"I think a director can make a play happen before your eyes so that you are part of it and it is part of you," he said. "If you can get it right, there's no mystery. It's not about mystery. It's not even mysterious. It's about our lives."
Though known for films with a comic edge, Nichols branched into thrillers with "Day of the Dolphin," horror with "Wolf," and real-life drama with "Silkwood." Along with directing for television, he was an executive producer for the 1970s TV series "Family."
Nichols' golden touch failed him on occasion with such duds as the anti-war satire "Catch-22," with Alan Arkin in an adaptation of Joseph Heller's best-seller, and "What Planet Are You From?", an unusually tame comedy for Nichols that starred Garry Shandling and Annette Bening.
Born Michael Igor Peschkowsky on Nov. 6, 1931, in Berlin, Nichols fled Nazi Germany for America at age 7 with his family. He recalled to the AP in 1996 that at the time, he could say only two things in English: "I don't speak English" and "Please don't kiss me."
He said he fell in love with the power of the stage at age 15 when the mother of his then-girlfriend gave them theater tickets to the second night of the debut of "A Streetcar Named Desire" starring Marlon Brando in 1947.
"We were poleaxed, stunned. We didn't speak to each other. We just sat like two half-unconscious people. It was so shocking. It was so alive. It was so real," he said. "I'm amazed about our bladders because we never went to the bathroom and it was about 3 1/2 or 4 hours long."
Nichols attended the University of Chicago but left to study acting in New York. He returned to Chicago, where he began working with May in the Compass Players, a comedy troupe that later became the Second City.
May and Nichols developed their great improvisational rapport into a saucy, sophisticated stage show that took on sex, marriage, family and other subjects in a frank manner that titillated and startled audiences of the late 1950s and early '60s.
"People always thought we were making fun of other people when we were in fact making fun of ourselves," Nichols told the AP in 1997. "We did teenagers in the back seat of the car and people committing adultery. Of course, you're making fun of yourself. You're making jokes about yourself. Who can you better observe?"
Their Broadway show, "An Evening With Mike Nichols and Elaine May," earned them a Grammy for best comedy recording in 1961.
The two split up soon after, though they reunited in the 1990s, with May writing screenplays for Nichols' "Primary Colors" and "The Birdcage," adapted from the French farce "La Cage aux Folles."
After the break with May, Nichols found his true calling as a director, his early stage work highlighted by "Barefoot in the Park," ''The Odd Couple," ''Plaza Suite" and "The Prisoner of Second Avenue," each of which earned him Tonys.
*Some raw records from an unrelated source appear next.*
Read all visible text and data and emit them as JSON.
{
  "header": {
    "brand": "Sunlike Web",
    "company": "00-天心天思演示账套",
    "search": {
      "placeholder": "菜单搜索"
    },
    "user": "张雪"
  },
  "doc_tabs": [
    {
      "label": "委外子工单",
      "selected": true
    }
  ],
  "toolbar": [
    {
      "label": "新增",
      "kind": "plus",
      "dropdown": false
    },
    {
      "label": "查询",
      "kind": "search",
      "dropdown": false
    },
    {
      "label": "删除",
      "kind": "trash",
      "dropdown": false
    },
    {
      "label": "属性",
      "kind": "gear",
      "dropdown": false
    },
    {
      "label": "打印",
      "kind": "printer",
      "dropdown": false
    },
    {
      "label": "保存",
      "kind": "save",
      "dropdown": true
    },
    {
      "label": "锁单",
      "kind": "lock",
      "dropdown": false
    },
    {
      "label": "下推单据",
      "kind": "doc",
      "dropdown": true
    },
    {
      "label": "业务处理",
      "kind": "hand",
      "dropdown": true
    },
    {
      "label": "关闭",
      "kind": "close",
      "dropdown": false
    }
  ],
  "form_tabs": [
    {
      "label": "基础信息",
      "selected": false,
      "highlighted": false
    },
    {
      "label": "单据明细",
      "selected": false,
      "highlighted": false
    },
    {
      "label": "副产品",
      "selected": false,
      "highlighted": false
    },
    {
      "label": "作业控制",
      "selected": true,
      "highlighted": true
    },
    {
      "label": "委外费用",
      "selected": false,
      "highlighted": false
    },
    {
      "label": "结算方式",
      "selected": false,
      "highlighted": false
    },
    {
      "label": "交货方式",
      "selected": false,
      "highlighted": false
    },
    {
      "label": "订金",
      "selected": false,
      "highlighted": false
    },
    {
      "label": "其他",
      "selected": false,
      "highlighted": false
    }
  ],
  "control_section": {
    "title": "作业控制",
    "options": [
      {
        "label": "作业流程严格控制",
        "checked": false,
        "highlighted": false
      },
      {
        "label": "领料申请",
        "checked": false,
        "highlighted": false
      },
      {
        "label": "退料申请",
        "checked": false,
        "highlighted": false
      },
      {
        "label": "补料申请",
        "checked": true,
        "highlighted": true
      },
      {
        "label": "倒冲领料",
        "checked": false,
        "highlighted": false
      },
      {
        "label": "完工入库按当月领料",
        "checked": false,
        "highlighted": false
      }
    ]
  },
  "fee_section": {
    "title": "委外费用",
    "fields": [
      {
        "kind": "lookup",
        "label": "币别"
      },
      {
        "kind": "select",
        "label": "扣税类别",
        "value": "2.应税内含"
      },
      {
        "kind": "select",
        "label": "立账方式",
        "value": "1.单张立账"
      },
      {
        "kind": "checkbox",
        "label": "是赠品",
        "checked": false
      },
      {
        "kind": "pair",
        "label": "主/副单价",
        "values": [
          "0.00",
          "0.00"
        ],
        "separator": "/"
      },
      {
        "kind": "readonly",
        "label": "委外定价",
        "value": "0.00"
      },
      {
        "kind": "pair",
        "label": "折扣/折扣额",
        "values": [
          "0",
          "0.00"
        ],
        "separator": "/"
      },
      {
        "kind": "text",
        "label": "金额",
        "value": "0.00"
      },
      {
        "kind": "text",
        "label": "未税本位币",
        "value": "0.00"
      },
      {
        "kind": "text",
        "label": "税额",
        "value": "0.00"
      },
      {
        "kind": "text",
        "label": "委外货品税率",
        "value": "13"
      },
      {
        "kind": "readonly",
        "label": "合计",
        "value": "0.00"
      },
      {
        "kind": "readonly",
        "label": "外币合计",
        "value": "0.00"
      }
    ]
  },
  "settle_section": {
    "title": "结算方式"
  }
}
Other honors included Oscar nominations for directing "Who's Afraid of Virginia Woolf?", "Silkwood" and "Working Girl," a best-picture nomination for producing "The Remains of the Day," and a lifetime-achievement award from the Directors Guild of America in 2004.
Never one to analyze his career and look for common themes, Nichols would shrug off questions that sought to link his far-flung body of work.
"What I sort of think about is what Orson Welles told me, which is: Leave it to the other guys, the people whose whole job it is to do that, to make patterns and say what the thread is through your work and where you stand," Nichols told the AP in 1996. "Let somebody else worry about what it means."
The Associated Press contributed to this report.